(Stored entries)
*** Begin section ***
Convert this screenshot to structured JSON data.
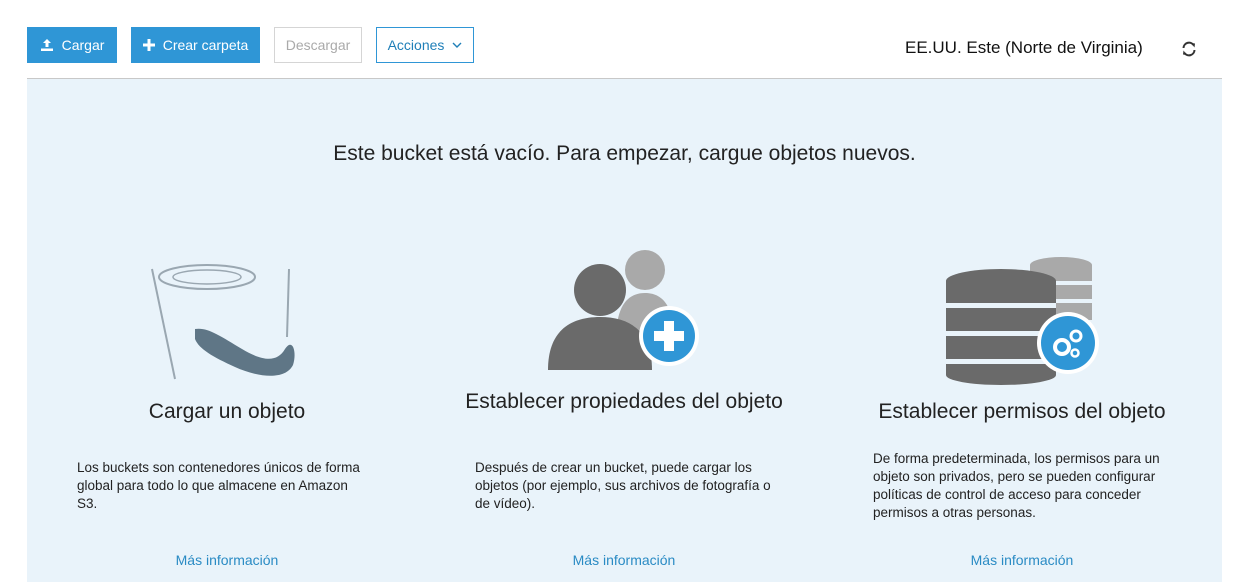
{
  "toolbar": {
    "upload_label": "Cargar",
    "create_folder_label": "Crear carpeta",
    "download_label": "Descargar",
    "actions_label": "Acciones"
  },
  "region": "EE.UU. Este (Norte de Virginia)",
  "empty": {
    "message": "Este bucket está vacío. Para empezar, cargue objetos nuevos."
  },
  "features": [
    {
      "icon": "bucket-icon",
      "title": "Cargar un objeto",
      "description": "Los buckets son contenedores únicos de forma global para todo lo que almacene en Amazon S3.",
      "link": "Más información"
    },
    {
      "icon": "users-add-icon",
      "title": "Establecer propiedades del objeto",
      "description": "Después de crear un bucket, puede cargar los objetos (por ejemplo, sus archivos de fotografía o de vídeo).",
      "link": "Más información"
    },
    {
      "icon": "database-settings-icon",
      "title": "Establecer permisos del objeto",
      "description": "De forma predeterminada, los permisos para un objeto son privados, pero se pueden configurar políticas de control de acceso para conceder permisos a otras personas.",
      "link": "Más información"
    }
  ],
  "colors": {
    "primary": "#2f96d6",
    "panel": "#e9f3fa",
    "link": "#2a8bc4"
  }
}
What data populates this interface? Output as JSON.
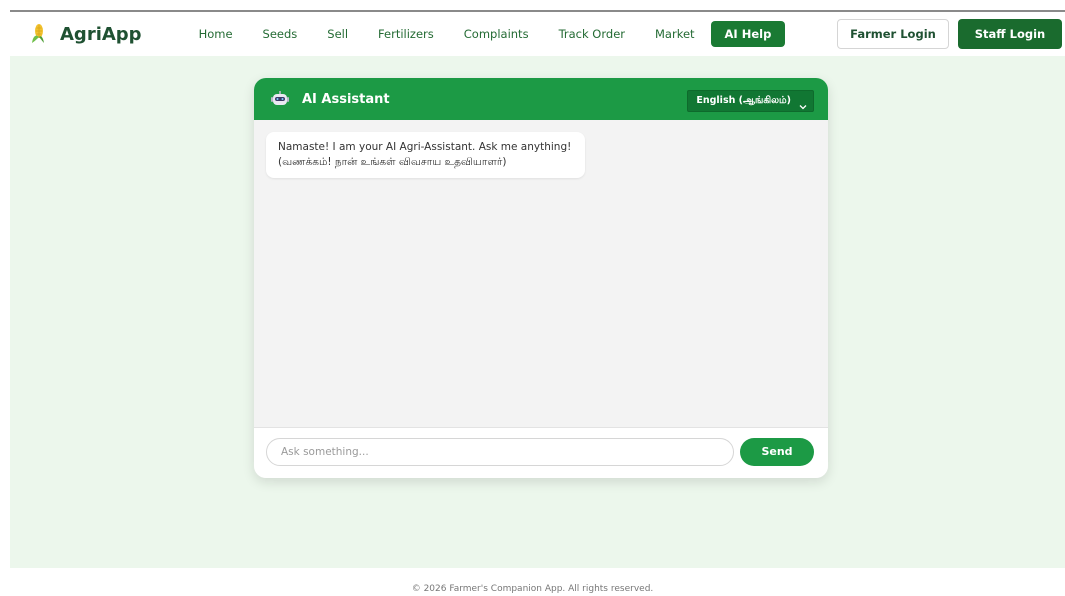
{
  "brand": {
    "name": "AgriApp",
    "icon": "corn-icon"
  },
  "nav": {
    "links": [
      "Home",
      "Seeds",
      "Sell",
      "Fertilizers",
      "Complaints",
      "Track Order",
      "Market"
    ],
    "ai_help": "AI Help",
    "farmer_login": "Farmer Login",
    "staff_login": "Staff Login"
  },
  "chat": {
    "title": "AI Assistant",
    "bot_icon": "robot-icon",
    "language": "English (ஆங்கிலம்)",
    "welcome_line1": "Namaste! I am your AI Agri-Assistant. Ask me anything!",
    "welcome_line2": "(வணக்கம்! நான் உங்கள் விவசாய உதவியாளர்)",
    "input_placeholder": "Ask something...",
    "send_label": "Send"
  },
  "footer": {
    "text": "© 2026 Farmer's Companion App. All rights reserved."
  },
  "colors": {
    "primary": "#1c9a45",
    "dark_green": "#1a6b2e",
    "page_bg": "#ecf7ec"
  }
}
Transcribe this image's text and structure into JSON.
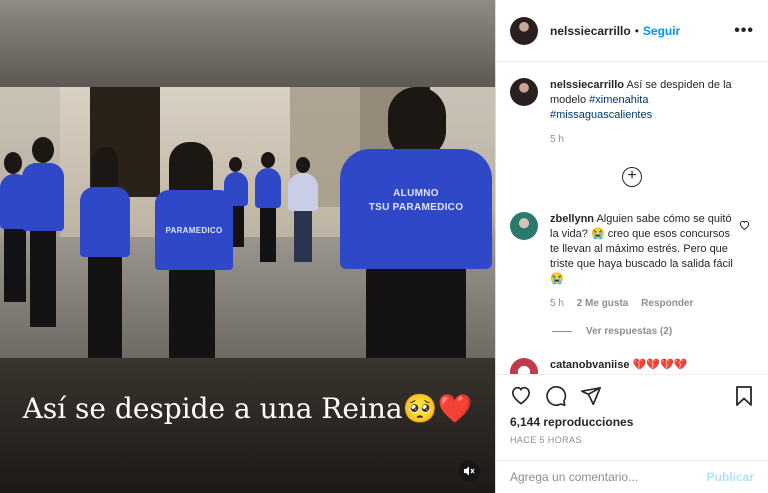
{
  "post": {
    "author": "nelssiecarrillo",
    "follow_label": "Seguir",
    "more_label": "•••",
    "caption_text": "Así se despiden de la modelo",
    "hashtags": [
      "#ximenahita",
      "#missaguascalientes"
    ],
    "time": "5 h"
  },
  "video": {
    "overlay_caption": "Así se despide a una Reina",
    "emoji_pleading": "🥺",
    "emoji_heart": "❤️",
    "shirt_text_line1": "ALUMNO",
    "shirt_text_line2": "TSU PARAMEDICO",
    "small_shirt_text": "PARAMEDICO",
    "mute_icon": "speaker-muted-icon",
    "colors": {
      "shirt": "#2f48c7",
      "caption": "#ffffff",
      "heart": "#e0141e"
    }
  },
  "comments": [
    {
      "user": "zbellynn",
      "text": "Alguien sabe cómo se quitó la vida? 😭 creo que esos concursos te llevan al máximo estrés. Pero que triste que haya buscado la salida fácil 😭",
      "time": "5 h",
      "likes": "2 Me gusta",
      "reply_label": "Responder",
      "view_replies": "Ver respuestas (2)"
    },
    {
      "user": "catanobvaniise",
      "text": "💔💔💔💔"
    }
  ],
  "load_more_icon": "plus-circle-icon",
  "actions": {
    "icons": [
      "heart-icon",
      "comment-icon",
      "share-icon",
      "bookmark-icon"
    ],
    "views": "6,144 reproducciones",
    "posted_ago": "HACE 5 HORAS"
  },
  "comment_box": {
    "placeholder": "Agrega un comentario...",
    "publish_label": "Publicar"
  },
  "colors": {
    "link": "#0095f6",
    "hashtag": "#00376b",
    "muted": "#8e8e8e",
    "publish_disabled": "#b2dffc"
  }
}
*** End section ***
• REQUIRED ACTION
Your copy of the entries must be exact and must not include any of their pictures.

• WRITTEN SOLUTION
Convert this screenshot to structured JSON data.
{
  "toolbar": {
    "upload_label": "Cargar",
    "create_folder_label": "Crear carpeta",
    "download_label": "Descargar",
    "actions_label": "Acciones"
  },
  "region": "EE.UU. Este (Norte de Virginia)",
  "empty": {
    "message": "Este bucket está vacío. Para empezar, cargue objetos nuevos."
  },
  "features": [
    {
      "icon": "bucket-icon",
      "title": "Cargar un objeto",
      "description": "Los buckets son contenedores únicos de forma global para todo lo que almacene en Amazon S3.",
      "link": "Más información"
    },
    {
      "icon": "users-add-icon",
      "title": "Establecer propiedades del objeto",
      "description": "Después de crear un bucket, puede cargar los objetos (por ejemplo, sus archivos de fotografía o de vídeo).",
      "link": "Más información"
    },
    {
      "icon": "database-settings-icon",
      "title": "Establecer permisos del objeto",
      "description": "De forma predeterminada, los permisos para un objeto son privados, pero se pueden configurar políticas de control de acceso para conceder permisos a otras personas.",
      "link": "Más información"
    }
  ],
  "colors": {
    "primary": "#2f96d6",
    "panel": "#e9f3fa",
    "link": "#2a8bc4"
  }
}
What data populates this interface? Output as JSON.
{
  "brand": {
    "name": "AgriApp",
    "icon": "corn-icon"
  },
  "nav": {
    "links": [
      "Home",
      "Seeds",
      "Sell",
      "Fertilizers",
      "Complaints",
      "Track Order",
      "Market"
    ],
    "ai_help": "AI Help",
    "farmer_login": "Farmer Login",
    "staff_login": "Staff Login"
  },
  "chat": {
    "title": "AI Assistant",
    "bot_icon": "robot-icon",
    "language": "English (ஆங்கிலம்)",
    "welcome_line1": "Namaste! I am your AI Agri-Assistant. Ask me anything!",
    "welcome_line2": "(வணக்கம்! நான் உங்கள் விவசாய உதவியாளர்)",
    "input_placeholder": "Ask something...",
    "send_label": "Send"
  },
  "footer": {
    "text": "© 2026 Farmer's Companion App. All rights reserved."
  },
  "colors": {
    "primary": "#1c9a45",
    "dark_green": "#1a6b2e",
    "page_bg": "#ecf7ec"
  }
}
Transcribe this image's text and structure into JSON.
{
  "post": {
    "author": "nelssiecarrillo",
    "follow_label": "Seguir",
    "more_label": "•••",
    "caption_text": "Así se despiden de la modelo",
    "hashtags": [
      "#ximenahita",
      "#missaguascalientes"
    ],
    "time": "5 h"
  },
  "video": {
    "overlay_caption": "Así se despide a una Reina",
    "emoji_pleading": "🥺",
    "emoji_heart": "❤️",
    "shirt_text_line1": "ALUMNO",
    "shirt_text_line2": "TSU PARAMEDICO",
    "small_shirt_text": "PARAMEDICO",
    "mute_icon": "speaker-muted-icon",
    "colors": {
      "shirt": "#2f48c7",
      "caption": "#ffffff",
      "heart": "#e0141e"
    }
  },
  "comments": [
    {
      "user": "zbellynn",
      "text": "Alguien sabe cómo se quitó la vida? 😭 creo que esos concursos te llevan al máximo estrés. Pero que triste que haya buscado la salida fácil 😭",
      "time": "5 h",
      "likes": "2 Me gusta",
      "reply_label": "Responder",
      "view_replies": "Ver respuestas (2)"
    },
    {
      "user": "catanobvaniise",
      "text": "💔💔💔💔"
    }
  ],
  "load_more_icon": "plus-circle-icon",
  "actions": {
    "icons": [
      "heart-icon",
      "comment-icon",
      "share-icon",
      "bookmark-icon"
    ],
    "views": "6,144 reproducciones",
    "posted_ago": "HACE 5 HORAS"
  },
  "comment_box": {
    "placeholder": "Agrega un comentario...",
    "publish_label": "Publicar"
  },
  "colors": {
    "link": "#0095f6",
    "hashtag": "#00376b",
    "muted": "#8e8e8e",
    "publish_disabled": "#b2dffc"
  }
}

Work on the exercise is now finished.